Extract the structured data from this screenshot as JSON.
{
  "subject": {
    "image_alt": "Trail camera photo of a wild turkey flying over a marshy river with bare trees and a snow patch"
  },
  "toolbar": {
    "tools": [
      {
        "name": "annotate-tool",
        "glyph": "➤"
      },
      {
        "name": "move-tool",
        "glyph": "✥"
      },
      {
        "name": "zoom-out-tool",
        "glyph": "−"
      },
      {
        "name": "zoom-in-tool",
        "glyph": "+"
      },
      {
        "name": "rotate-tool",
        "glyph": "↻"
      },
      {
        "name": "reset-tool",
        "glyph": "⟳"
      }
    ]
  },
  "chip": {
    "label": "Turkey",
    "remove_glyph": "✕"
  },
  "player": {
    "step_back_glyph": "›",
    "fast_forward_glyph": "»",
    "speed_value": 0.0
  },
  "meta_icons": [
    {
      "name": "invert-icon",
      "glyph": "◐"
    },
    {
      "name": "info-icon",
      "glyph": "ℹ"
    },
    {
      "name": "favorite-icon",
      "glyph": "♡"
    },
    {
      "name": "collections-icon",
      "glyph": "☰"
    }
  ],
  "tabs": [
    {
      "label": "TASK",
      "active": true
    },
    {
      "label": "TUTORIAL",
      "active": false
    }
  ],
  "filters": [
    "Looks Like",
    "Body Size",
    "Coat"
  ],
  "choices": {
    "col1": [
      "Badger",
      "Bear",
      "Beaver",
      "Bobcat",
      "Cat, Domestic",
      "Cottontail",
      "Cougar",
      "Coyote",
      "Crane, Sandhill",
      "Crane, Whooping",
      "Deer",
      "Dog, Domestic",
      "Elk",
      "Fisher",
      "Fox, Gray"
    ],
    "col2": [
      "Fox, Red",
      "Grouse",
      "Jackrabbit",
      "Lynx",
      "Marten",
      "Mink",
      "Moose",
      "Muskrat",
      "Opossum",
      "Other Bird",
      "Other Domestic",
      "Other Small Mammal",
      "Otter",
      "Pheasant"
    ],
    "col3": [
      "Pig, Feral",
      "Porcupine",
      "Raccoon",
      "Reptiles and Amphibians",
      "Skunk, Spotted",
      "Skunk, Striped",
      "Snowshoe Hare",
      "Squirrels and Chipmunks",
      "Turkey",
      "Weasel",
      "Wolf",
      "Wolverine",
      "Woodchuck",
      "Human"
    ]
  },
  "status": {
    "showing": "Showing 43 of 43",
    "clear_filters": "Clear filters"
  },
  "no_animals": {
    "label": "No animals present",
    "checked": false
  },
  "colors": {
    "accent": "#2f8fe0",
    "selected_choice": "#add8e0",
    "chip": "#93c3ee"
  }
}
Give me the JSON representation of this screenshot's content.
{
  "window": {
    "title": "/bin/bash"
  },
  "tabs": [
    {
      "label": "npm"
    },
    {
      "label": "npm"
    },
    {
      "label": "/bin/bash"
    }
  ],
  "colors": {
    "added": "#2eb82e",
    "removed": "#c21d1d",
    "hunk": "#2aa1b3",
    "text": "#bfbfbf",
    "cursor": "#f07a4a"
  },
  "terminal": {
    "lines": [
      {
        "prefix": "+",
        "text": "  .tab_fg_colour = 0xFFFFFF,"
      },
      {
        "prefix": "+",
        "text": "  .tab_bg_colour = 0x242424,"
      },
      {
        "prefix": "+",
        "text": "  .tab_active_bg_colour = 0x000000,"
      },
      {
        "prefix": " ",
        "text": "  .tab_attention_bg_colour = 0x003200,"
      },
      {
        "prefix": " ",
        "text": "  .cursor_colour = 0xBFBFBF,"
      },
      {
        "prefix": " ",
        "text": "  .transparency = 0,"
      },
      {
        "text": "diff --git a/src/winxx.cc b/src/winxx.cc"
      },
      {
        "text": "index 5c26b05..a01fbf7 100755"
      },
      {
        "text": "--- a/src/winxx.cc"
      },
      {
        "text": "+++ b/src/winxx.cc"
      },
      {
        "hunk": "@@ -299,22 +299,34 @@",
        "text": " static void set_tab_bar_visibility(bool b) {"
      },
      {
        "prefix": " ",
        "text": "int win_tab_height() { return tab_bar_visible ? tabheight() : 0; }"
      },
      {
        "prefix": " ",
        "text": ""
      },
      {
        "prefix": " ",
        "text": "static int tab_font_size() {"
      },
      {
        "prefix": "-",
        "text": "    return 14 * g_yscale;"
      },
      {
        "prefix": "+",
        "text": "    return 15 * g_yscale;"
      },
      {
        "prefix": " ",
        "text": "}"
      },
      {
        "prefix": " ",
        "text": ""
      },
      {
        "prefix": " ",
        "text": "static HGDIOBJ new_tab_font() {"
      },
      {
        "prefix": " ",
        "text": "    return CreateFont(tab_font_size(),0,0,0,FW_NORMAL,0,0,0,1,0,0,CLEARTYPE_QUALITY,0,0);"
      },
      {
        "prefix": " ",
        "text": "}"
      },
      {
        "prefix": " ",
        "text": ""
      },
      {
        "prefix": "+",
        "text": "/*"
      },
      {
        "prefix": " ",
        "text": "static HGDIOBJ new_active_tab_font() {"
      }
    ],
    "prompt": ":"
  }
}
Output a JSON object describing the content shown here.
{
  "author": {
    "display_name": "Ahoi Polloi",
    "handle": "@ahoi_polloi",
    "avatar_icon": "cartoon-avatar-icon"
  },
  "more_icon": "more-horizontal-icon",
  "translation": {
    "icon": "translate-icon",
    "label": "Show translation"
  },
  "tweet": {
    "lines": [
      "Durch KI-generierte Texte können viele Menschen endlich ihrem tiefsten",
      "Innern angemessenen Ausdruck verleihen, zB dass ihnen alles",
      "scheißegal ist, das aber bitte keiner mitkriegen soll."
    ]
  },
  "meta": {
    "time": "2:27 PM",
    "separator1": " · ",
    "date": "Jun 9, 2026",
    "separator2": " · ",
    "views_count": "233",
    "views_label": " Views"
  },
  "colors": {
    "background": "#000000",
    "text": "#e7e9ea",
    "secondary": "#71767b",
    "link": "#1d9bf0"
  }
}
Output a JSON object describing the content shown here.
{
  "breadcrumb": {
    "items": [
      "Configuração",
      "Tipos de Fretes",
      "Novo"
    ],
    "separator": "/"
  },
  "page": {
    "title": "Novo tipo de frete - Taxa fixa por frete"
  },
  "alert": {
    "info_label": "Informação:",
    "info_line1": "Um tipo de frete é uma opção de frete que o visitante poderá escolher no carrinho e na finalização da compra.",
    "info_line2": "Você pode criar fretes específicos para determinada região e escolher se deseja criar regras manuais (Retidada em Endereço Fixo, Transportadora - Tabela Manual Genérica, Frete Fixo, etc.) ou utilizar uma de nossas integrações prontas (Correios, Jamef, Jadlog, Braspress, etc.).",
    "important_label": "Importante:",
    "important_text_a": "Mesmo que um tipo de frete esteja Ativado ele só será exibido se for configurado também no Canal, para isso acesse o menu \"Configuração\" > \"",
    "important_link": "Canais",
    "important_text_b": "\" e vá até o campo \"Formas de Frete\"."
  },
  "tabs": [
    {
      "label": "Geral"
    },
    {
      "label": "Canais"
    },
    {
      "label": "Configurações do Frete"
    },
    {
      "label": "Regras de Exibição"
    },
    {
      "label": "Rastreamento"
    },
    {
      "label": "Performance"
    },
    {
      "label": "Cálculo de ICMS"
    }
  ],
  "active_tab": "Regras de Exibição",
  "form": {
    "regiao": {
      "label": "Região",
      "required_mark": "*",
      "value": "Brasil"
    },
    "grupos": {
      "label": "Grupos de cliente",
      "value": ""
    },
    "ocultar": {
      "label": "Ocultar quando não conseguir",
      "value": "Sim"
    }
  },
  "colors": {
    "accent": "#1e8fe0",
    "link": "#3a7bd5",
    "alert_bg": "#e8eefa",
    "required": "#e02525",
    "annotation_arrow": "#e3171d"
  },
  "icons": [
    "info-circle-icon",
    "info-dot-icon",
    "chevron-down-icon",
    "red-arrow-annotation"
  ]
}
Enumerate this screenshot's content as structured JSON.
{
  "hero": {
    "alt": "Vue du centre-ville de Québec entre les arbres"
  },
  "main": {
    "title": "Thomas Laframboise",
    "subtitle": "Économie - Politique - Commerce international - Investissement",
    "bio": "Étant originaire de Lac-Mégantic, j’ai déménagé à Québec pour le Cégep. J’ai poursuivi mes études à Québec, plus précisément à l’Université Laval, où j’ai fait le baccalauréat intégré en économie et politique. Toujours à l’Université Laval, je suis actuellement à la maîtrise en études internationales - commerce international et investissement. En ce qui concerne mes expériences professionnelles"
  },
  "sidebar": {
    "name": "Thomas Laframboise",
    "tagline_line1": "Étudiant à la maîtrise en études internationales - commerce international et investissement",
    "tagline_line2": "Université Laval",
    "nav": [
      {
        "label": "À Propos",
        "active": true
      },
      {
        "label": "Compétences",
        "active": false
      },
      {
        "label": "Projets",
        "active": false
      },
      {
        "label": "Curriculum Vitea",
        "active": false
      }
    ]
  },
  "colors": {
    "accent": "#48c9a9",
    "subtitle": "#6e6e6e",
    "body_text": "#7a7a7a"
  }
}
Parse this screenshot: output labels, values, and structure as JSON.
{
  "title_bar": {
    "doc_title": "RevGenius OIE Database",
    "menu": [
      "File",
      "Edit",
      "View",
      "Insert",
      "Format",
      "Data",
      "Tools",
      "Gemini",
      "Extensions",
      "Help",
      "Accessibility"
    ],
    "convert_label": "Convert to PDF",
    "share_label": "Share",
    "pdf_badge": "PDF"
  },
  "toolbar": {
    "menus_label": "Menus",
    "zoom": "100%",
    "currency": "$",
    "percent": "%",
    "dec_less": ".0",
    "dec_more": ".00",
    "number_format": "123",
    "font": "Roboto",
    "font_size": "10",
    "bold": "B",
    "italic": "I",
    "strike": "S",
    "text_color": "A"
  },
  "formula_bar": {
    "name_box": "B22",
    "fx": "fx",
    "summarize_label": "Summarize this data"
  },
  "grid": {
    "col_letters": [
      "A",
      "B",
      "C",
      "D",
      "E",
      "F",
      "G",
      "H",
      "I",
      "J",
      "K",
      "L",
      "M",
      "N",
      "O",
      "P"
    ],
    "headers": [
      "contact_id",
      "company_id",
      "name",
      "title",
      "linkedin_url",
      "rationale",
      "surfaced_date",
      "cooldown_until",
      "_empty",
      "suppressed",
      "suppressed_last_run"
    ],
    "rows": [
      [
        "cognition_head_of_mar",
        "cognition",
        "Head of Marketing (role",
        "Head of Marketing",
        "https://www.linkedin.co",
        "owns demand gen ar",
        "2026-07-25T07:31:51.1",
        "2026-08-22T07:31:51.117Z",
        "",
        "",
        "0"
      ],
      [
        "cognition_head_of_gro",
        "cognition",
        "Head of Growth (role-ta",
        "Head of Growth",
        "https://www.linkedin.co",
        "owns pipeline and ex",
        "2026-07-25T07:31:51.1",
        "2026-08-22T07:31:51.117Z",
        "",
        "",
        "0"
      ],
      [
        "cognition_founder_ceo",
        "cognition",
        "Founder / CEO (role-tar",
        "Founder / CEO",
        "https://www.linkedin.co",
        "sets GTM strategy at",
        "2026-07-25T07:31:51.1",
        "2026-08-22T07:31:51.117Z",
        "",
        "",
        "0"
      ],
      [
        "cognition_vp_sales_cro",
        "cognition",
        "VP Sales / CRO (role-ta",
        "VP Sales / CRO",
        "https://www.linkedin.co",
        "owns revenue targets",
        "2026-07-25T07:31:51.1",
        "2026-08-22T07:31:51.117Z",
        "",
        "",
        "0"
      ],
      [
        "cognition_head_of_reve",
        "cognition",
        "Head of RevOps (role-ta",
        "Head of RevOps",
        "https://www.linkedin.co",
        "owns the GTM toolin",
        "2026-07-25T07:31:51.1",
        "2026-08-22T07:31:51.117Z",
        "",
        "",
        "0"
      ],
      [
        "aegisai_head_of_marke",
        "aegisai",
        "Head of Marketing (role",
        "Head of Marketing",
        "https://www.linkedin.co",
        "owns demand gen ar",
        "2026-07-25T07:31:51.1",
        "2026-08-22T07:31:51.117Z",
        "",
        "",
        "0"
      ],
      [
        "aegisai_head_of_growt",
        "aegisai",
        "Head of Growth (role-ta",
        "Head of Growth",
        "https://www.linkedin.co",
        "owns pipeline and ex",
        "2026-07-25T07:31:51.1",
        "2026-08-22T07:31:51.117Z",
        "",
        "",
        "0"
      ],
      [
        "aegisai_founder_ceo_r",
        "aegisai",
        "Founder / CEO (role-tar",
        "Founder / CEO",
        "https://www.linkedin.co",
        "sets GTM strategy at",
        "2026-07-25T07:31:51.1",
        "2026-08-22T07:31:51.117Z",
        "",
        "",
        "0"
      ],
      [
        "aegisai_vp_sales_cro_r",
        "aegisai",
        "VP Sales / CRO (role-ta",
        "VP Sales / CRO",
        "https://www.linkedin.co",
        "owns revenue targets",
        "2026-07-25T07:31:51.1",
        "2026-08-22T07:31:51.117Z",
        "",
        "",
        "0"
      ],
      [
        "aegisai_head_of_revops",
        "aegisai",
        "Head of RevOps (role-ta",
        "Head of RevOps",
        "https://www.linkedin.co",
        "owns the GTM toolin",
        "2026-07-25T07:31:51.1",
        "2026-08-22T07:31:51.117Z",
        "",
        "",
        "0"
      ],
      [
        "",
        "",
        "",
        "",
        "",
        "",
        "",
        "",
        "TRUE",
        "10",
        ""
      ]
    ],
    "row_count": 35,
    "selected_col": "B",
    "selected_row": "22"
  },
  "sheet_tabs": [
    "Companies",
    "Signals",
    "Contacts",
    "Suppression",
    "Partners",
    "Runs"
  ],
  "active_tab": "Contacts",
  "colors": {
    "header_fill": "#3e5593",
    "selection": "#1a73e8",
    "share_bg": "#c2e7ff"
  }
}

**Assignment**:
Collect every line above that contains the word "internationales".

**Result**:
    "bio": "Étant originaire de Lac-Mégantic, j’ai déménagé à Québec pour le Cégep. J’ai poursuivi mes études à Québec, plus précisément à l’Université Laval, où j’ai fait le baccalauréat intégré en économie et politique. Toujours à l’Université Laval, je suis actuellement à la maîtrise en études internationales - commerce international et investissement. En ce qui concerne mes expériences professionnelles"
    "tagline_line1": "Étudiant à la maîtrise en études internationales - commerce international et investissement",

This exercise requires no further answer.